On Thursday, President Cyril Ramaphosa and other leaders of the Southern African Development Community (SADC) Organ on Politics, Defence and Security met in Maputo, Mozambique, to discuss recommendations of the regional bloc’s technical committee’s recommendations.
The committee assessed the threat of the insurgency to the SADC region in April.
SADeC leaders agree to deploy reinforcements in Cabo Delgado:
In the past, Mozambique has rejected regional intervention.
The attacks in Palma, in which one South African man was killed, and the SADC extraordinary summit that followed marked a turning point.
Prof Khadiagala says there’s still room for negotiations.
“That conflict is only three years old. The Mozambicans really have the capacity to begin to look for a political solution to that problem. I don’t think a military solution would help very much. So, it’s not too late to engage the rebels and talk to them. Indeed, it is something that I think is the responsibility of the Mozambican government and they should do it.”
Special SADC Troika summit
In September, Security analyst, Dr Guy Lamb, said he does not believe that the input of the special SADC Troika summit will make a difference to the volatile situation in the Mozambican province of Cabo Delgado.
The meeting was to receive a report from a team sent to Mozambique to assess the security situation and identify ways to support the country after insurgents attacked the coastal town of Palma, displacing tens of thousands of people and stalling a $60 billion natural gas project.
Outcomes of Extraordinary Double Troika SADC Summit on Mozambique:
Dr Lamb said there is no immediate threat to the region.
“I mean the postponement is understandable given the kind of dynamics involved about Botswana and South Africa. Presidents have other important priorities at the moment, but Cabo Delgado is going nowhere but of cause for a number of weeks, what happens in Palma, the violence and escalation of conflict. Movement by the insurgents there but the decision regarding employing the number of troops from SADC still has an issue that needs to be considered,” Dr Lamb said.

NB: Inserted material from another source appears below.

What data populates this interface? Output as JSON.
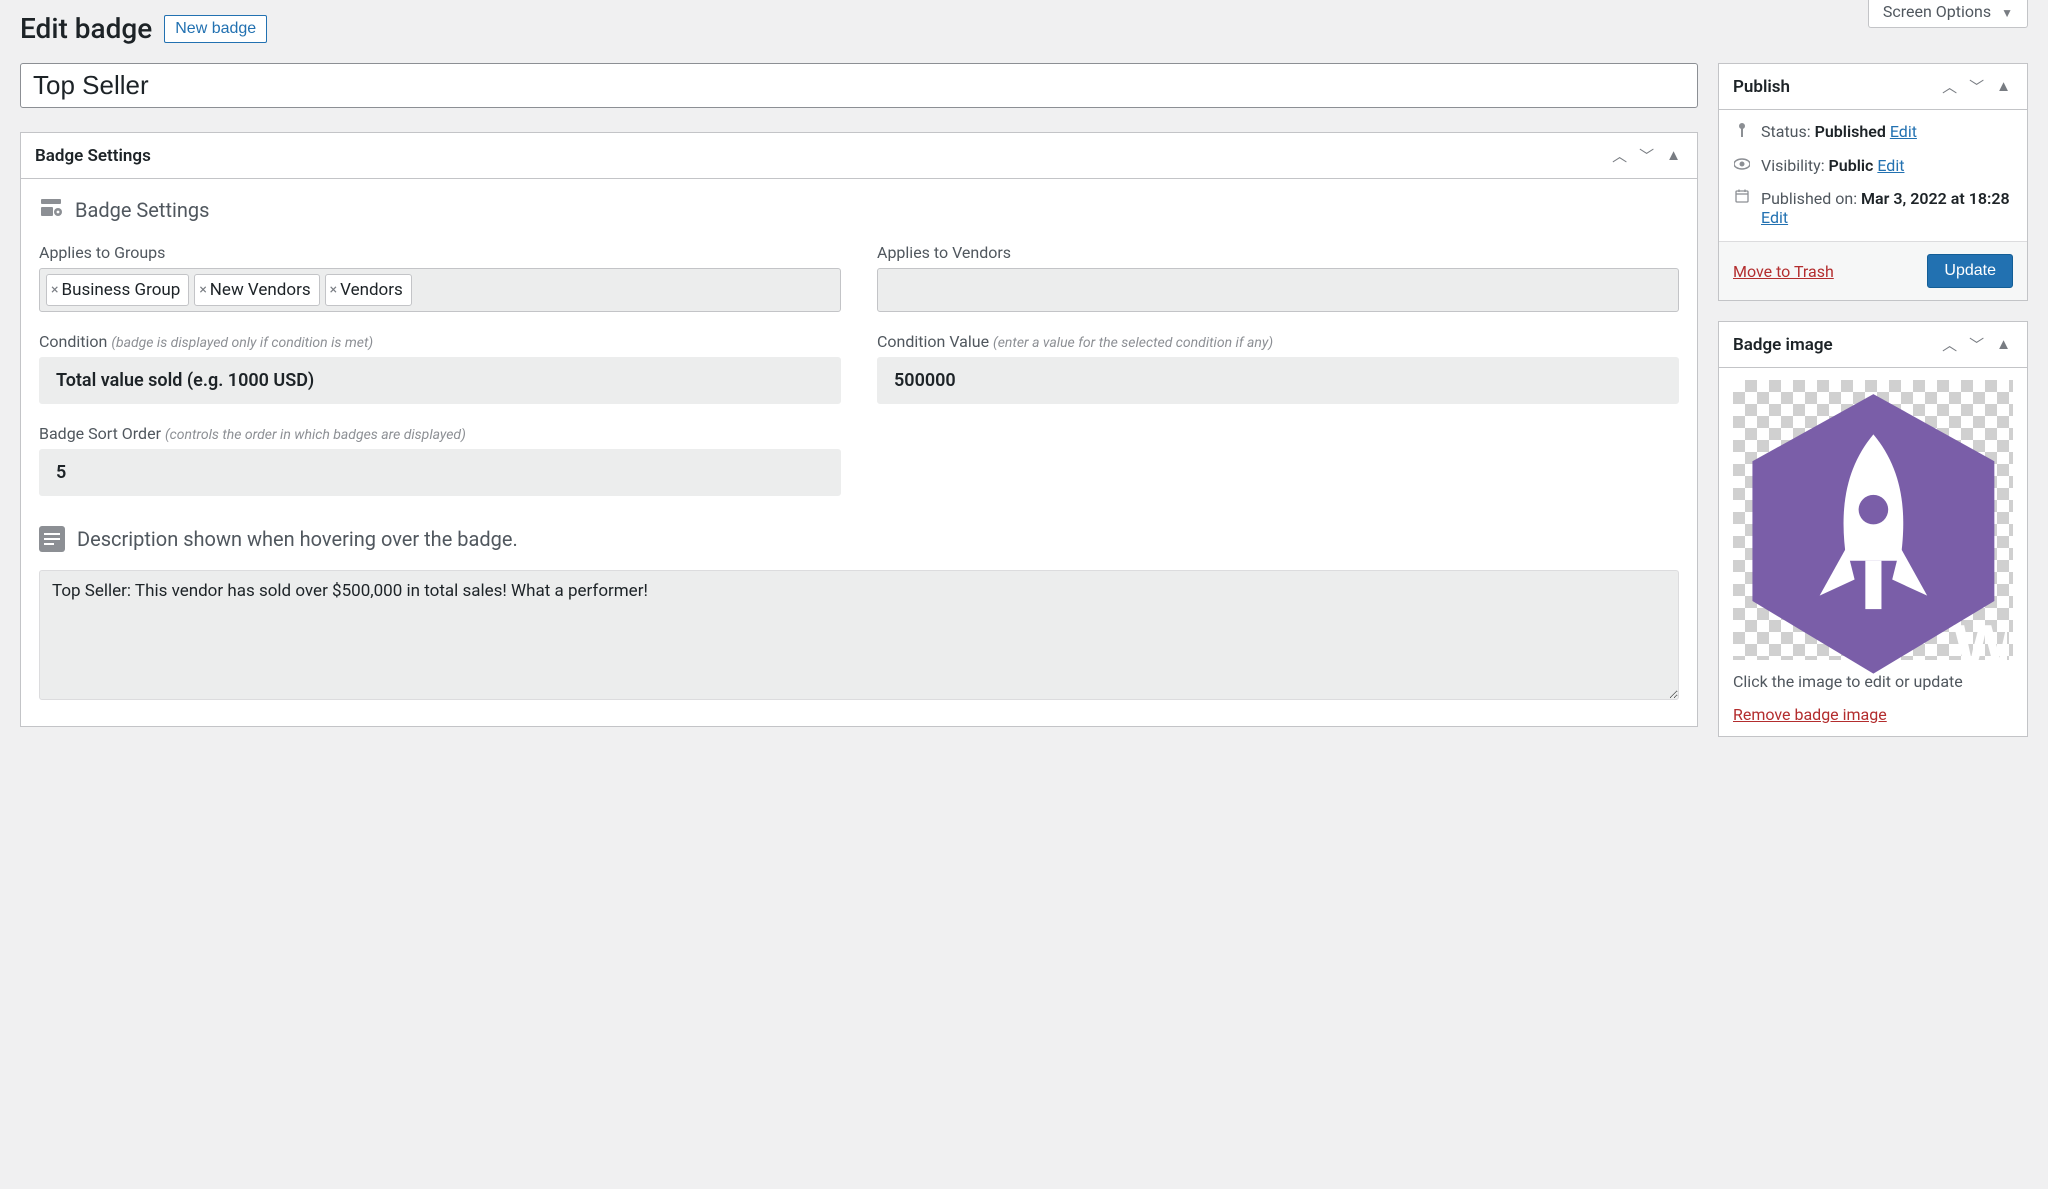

Video: Institute of Security Studies concerned over the growing insurgency in Mozambique